The days of the dictator Augusto Pinochet seem like ancient history to the young Chileans who live in Santiago’s new condominiums and shop in the capital’s upscale malls.
The country is an economic success story and its president for the past four years, Michelle Bachelet, has represented an unmistakable change: this traditionally conservative nation has been led by a woman who is a socialist, a medical doctor, a single mother, and a professed agnostic.
Chilean friends are quick to remind me that the Catholic Church remains a power to be reckoned with here, and that some 60 percent of Chileans claim to be Catholic. Yet as one young woman told me with just a hint of hyperbole, “People are leaving the Catholic Church every day.” Why this migration from the ancestral faith?

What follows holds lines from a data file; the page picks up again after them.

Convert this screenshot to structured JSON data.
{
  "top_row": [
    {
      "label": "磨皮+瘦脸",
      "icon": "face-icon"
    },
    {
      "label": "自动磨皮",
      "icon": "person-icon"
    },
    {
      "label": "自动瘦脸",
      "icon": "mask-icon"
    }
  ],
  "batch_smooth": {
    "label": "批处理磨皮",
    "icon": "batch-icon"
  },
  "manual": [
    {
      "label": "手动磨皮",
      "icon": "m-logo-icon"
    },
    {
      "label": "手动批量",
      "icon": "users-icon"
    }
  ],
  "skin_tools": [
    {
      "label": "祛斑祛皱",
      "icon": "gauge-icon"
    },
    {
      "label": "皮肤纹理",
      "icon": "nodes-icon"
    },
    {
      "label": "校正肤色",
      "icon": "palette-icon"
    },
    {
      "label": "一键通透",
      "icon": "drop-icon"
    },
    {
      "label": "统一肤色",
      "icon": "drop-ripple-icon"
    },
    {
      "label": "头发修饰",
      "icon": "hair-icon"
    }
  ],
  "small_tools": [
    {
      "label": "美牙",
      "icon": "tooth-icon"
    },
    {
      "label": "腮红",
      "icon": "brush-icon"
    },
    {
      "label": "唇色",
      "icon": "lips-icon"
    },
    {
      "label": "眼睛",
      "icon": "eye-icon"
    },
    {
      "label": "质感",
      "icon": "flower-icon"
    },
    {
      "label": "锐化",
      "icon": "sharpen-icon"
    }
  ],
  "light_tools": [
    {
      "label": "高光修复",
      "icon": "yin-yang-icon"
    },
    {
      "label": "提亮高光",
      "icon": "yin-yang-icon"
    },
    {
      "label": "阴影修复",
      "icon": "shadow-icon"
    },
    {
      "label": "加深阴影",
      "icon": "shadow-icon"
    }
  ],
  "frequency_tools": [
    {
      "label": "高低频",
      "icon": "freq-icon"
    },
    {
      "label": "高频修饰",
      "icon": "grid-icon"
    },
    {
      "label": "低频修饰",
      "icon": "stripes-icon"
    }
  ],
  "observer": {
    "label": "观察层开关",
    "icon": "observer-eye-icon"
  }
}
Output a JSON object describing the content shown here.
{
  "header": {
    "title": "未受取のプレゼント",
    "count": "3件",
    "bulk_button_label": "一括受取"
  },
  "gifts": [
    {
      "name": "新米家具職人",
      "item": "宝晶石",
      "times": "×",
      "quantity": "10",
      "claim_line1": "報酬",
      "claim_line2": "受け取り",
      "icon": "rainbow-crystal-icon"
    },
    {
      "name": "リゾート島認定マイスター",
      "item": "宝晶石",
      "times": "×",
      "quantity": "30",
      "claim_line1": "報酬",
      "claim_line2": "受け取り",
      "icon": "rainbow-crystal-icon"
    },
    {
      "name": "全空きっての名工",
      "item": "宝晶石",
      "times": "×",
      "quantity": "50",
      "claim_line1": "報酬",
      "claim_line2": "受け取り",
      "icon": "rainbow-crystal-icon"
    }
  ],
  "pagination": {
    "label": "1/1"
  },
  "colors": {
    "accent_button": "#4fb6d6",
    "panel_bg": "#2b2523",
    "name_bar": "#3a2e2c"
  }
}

In Europe, people leave the church to become practical atheists in a pervasively secular society, but in Chile and other parts of Latin America, people seem to walk away not because they can no longer pray the Creed or because they find organized religion irrelevant, but because they discover a new church they hope will understand them, one that will treat them as adults in the twenty-first century. They know the church of Rome has been an important part of their country's history, but it seems to be the church of their grandparents, and one that no longer compels their loyalty.
Of course, it has not helped that Chile, like a growing number of countries, has suffered recent clerical scandals. But such falls from grace are not the real reason for most defections. Rather, there is a move away from an institution that appears hidebound and legalistic, fastidiously subservient to Rome but out of touch with a society full of new possibilities and challenges. Where is Chile moving religiously?
Chile remains a deeply spiritual country. It is full of “sanctuaries” and churches. On a high hill overlooking Santiago is a large, rather beautiful statue of Mary honoring her Immaculate Conception. It can be seen from every part of the city. In the huge cathedral, many enter to adore the Eucharist or to meditate quietly in the Marian chapel. Streets are named for bishops, towns for saints. The most beautiful lake in a country of beautiful lakes was discovered on All Saints Day and is called Todos los Santos. And Chileans are proud of their recently canonized saints: Teresa de los Andes, a young Carmelite nun, and Padre Hurtado, a well-known Jesuit activist.
But new religions that have no use for Catholic saints have arrived and are flourishing. They offer a new religious identity and a fresh spirituality. One is the Church of Jesus Christ of Latter-day Saints. I recently met Filipe, a second-generation Mormon who is in charge of various Mormon properties in Chile. He claims there are more than four hundred thousand Mormons in the country, a substantial minority in a population of 16 million. When he found that I did not own the Book of Mormon, he insisted on giving me a deluxe leather-bound edition.
Other nineteenth-century U.S. religious groups are growing as well: Jehovah’s Witnesses, Seventh-day Adventists, Assembly of God, etc. For many years, Catholic leaders have lamented this hemorrhaging of Catholics to the “sects,” and assumed that these converts were poor, uneducated people with only a foggy notion of Catholicism. The problem, they said, was a lack of good catechesis.
But in Chile today, with its growing middle class, the Catholic Church has another challenge. There is a need for clergy who are at least as well-educated and sophisticated as the laity they serve, and preachers who are prepared to give intelligent, nourishing homilies that bring the gospel into contact with the realities of everyday life. The sentimental pieties and moralisms of the 1950s no longer appeal to young Chileans.
That is not to say the “new religions” appeal because they are easy. They demand a moral conversion (no adultery, no drinking, etc.). Usually fundamentalist, they seem quite lacking in biblical nuance and subtlety. But their preachers speak with conviction and excitement, and they convey a joyful missionary zeal that few Chileans associate with the Catholic clergy. Their pastors seem close to the people whom they both welcome and engage.
So, from the deserts of the north, to vibrant Santiago, to Puerto Montt and the mountains and glaciers of the south, this extended, beautiful country awaits a Catholic revival. The old church has great treasures to be shared. But it needs bishops, priests, and laity who are not chained to old traditions, people animated with the fire of the early missionaries. Otherwise, before too many years go by, the Catholic Church in Chile may find itself just another minority religion.